Leave every image out, and return the rest of the data word for word.

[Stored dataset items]

[Start of Attachment]

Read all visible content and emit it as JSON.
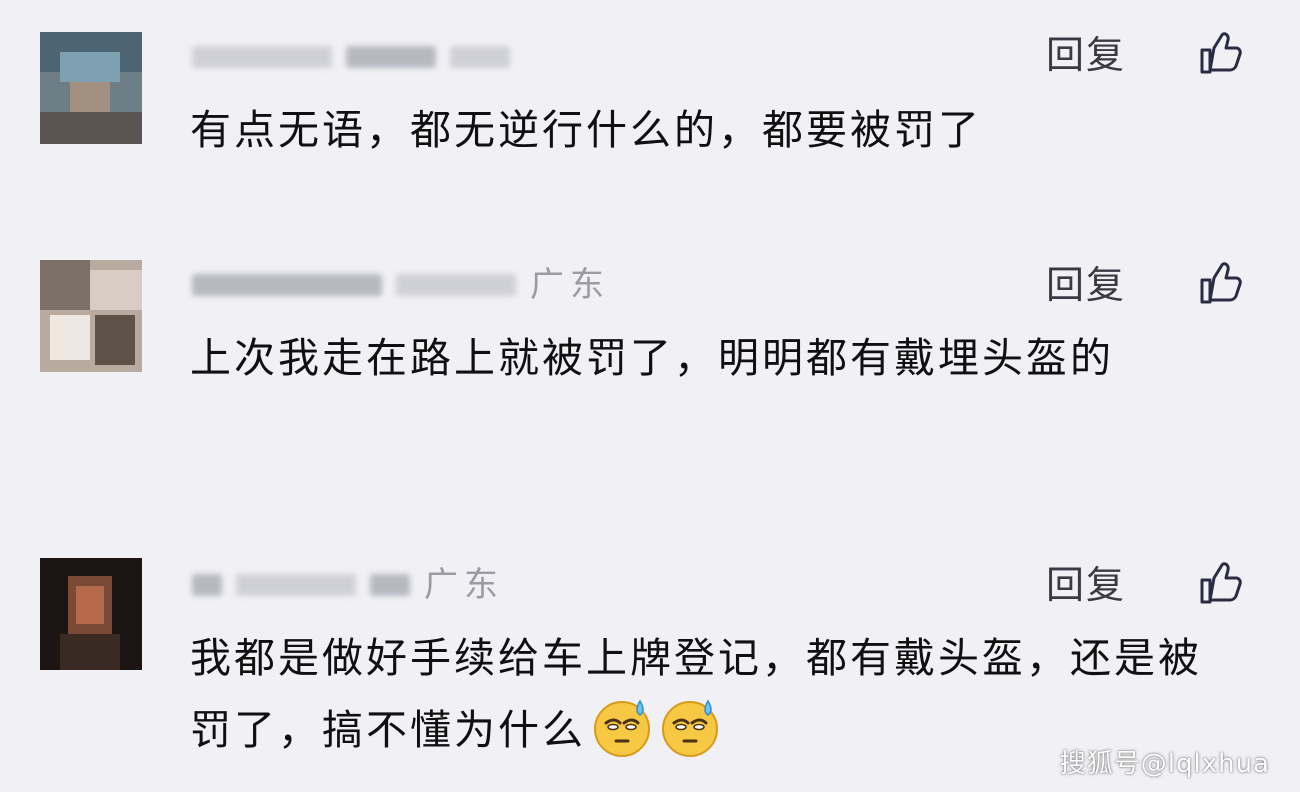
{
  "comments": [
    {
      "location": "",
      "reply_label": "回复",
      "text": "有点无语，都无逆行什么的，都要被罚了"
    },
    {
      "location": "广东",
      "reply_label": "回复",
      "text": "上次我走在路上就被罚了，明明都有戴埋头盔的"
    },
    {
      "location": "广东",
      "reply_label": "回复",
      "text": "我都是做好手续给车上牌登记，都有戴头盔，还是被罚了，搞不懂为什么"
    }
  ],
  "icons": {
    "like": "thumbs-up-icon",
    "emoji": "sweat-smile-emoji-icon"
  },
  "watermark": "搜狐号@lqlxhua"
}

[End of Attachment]

- _Solution below_
Read all visible content and emit it as JSON.
{
  "comments": [
    {
      "location": "",
      "reply_label": "回复",
      "text": "有点无语，都无逆行什么的，都要被罚了"
    },
    {
      "location": "广东",
      "reply_label": "回复",
      "text": "上次我走在路上就被罚了，明明都有戴埋头盔的"
    },
    {
      "location": "广东",
      "reply_label": "回复",
      "text": "我都是做好手续给车上牌登记，都有戴头盔，还是被罚了，搞不懂为什么"
    }
  ],
  "icons": {
    "like": "thumbs-up-icon",
    "emoji": "sweat-smile-emoji-icon"
  },
  "watermark": "搜狐号@lqlxhua"
}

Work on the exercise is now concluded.